*** RECORDS TO USE ***
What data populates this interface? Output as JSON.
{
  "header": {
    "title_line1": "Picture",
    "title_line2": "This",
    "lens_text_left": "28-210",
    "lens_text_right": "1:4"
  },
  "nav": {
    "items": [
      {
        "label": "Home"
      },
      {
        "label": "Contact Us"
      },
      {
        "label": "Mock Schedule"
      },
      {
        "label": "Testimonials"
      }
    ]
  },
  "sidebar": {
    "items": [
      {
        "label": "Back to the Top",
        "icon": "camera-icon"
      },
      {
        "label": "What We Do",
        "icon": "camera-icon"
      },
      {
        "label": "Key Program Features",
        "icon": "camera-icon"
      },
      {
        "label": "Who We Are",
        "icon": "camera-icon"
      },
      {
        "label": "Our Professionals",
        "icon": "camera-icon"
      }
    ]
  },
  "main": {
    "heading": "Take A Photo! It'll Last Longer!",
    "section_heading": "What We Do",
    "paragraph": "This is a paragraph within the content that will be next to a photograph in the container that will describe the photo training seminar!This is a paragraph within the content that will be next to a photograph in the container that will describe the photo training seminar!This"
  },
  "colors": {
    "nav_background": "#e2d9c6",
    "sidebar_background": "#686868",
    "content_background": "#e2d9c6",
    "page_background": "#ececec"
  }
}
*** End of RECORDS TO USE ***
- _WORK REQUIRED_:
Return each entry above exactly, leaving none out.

- _TASK RESULT_:
What data populates this interface? Output as JSON.
{
  "header": {
    "title_line1": "Picture",
    "title_line2": "This",
    "lens_text_left": "28-210",
    "lens_text_right": "1:4"
  },
  "nav": {
    "items": [
      {
        "label": "Home"
      },
      {
        "label": "Contact Us"
      },
      {
        "label": "Mock Schedule"
      },
      {
        "label": "Testimonials"
      }
    ]
  },
  "sidebar": {
    "items": [
      {
        "label": "Back to the Top",
        "icon": "camera-icon"
      },
      {
        "label": "What We Do",
        "icon": "camera-icon"
      },
      {
        "label": "Key Program Features",
        "icon": "camera-icon"
      },
      {
        "label": "Who We Are",
        "icon": "camera-icon"
      },
      {
        "label": "Our Professionals",
        "icon": "camera-icon"
      }
    ]
  },
  "main": {
    "heading": "Take A Photo! It'll Last Longer!",
    "section_heading": "What We Do",
    "paragraph": "This is a paragraph within the content that will be next to a photograph in the container that will describe the photo training seminar!This is a paragraph within the content that will be next to a photograph in the container that will describe the photo training seminar!This"
  },
  "colors": {
    "nav_background": "#e2d9c6",
    "sidebar_background": "#686868",
    "content_background": "#e2d9c6",
    "page_background": "#ececec"
  }
}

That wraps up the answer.